Looking back at this interview now, I find it capable enough as a character portrait, dismally inadequate as a career summary. Space in print publications being at a premium, however, it would probably require an entire book to do Neill’s career justice, especially if you were to add all the films he has made since 2001; he’s very prolific. I also have to remind myself that I was writing for The Sunday Telegraph, which, while it wasn’t then as right-wing as it is now, did tend to cleave towards the traditional hunting and shooting, country squire side of life. If I’d been writing for, say, The Guardian, this piece would have had an entirely different slant, and I probably would have eliminated the part about riding to hounds.
Films I’m surprised I left out, because they’re among my favourites, include Andrzej Zulawski’s Possession (1981), in which Neill’s performance is every bit as bonkers as his co-star Isabelle Adjani’s, and two directed by John Carpenter: Memoirs of an Invisible Man (1992) and the gloriously insane In the Mouth of Madness (1994). I still like Memoirs of an Invisible Man, even though it’s one of Carpenter’s least personal films – and despite Chevy Chase’s inadequacy in the sort of leading man role that really needed an actor of the calibre of Cary Grant to do justice to the subtle tonal shifts between comedy and tragedy. In the villain role, though, Neill really does seem to be channelling his mentor, James Mason, in North By Northwest, and it’s a delight to watch.

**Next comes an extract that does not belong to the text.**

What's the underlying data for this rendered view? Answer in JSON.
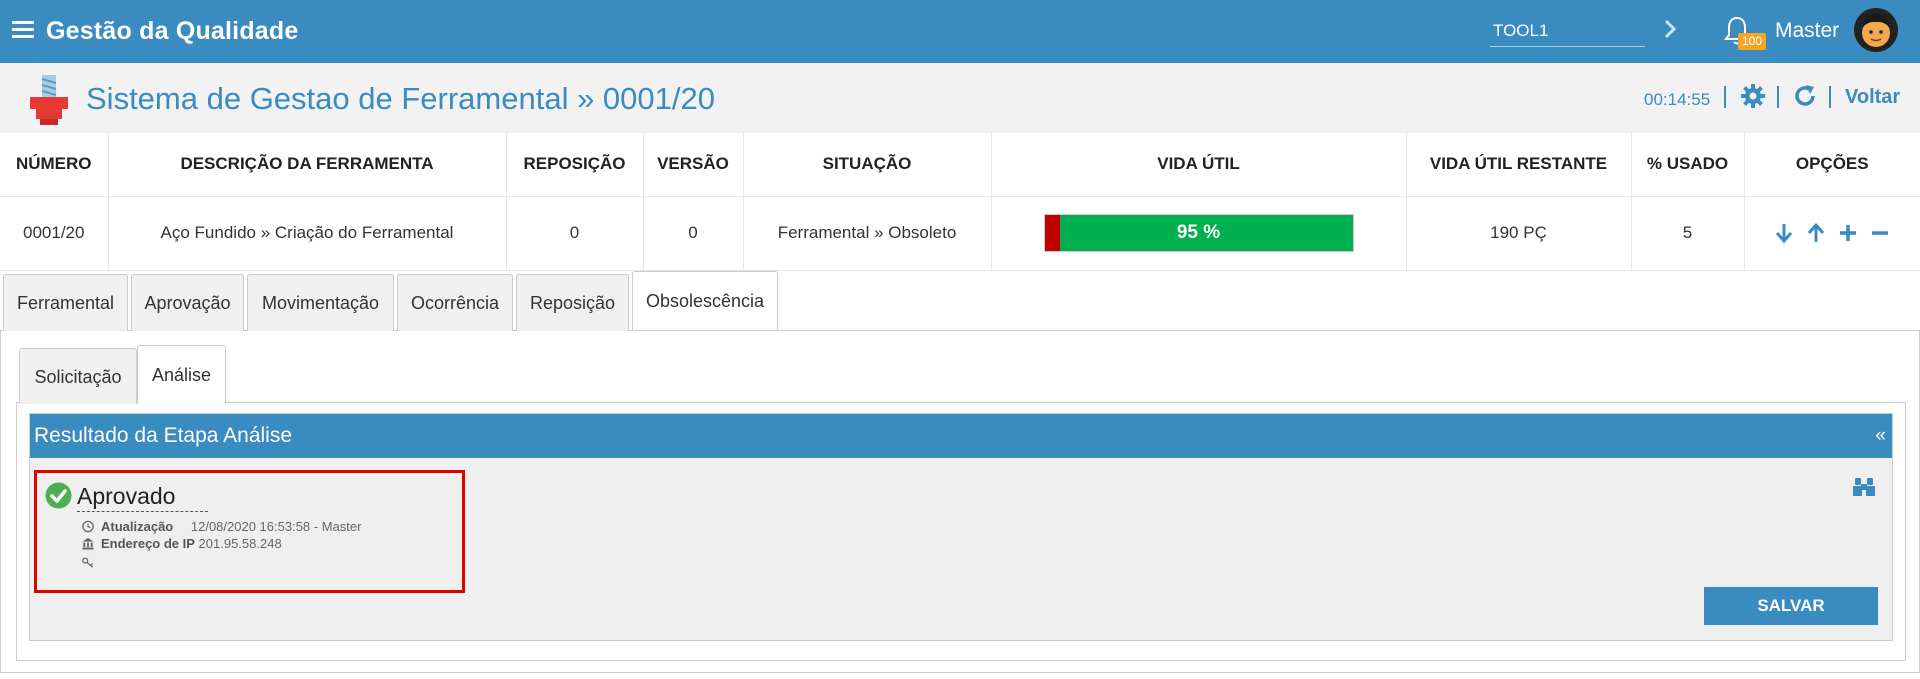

I’m also surprised I didn’t mention Roger Donaldson’s Sleeping Dogs (1977), which provided Neill with his breakthrough role; John Ruane’s black comedy Death in Brunswick (1990); Sirens (1994), in which he plays real-life Australian artist Norman Lindsay (also author of Age of Consent, filmed by Michael Powell in 1969 and banned in Australia until 1962); the Thames Television/Euston Films mini-series Reilly, Ace of Spies (1983), which could almost have served as Neill’s audition for the role of James Bond; his performance as Brian de Bois-Guilbert in TV movie of Ivanhoe (1982), traditionally screened on Swedish TV every New Year’s Day, and the only time Neill ever appeared on screen with James Mason, who plays Isaac of York.
If I were interviewing Neill now, among the films I would try to find room for would be Toa Fraser’s Dean Spanley (2008), in which he plays the eponymous Edwardian clergyman who, when under the influence of Tokay, describes his past life as a dog; the Spierig brothers’ vampire movie Daybreakers (2009), in which he plays the CEO vampire villain; Taika Waititi’s disarming Hunt for the Wilderpeople (2016) and Warwick Thornton’s Sweet Country (2017). He also played Cardinal Wolsey in the first season of The Tudors (2007-2010); Chester Campbell, Tommy Shelby’s main antagonist in the first two seasons of Peaky Blinders (2013-); and General John MacArthur in Sarah Phelps’s fabulously bleak adaptation of Agatha Christie’s And Then There Were None (2015). He has also found time to pop up as the fake Odin in Loki’s play in Thor: Ragnorak (2017).
Neill’s extraordinarily long and varied CV shows a willingness to take on small roles as well as big ones, play heroes as well as villains, blend into ensemble casts or carry an entire film on his shoulders, and a readiness to either ham it up or underplay, as the material demands. His versatility means he’s one of those useful actors whose mere appearance is worth a dozen pages of dialogue in, say, in a thriller like The Commuter (2018), where it’s impossible to guess whether or not he’s a red herring. He also possesses the enviable talent of looking as at home in period costume (The Tudors, Snow White: A Tale of Terror) as in a Russian submariner’s uniform (The Hunt for Red October), medieval armour (Ivanhoe), or a tuxedo (Reilly, Ace of Spies) as in contemporary clothing.
If I were interviewing him now, I would probably also mention that in 1980, when I worked as a cashier at a cinema that was showing My Brilliant Career, we all thought the poster made it look as though Judy Davis was eating his bogey.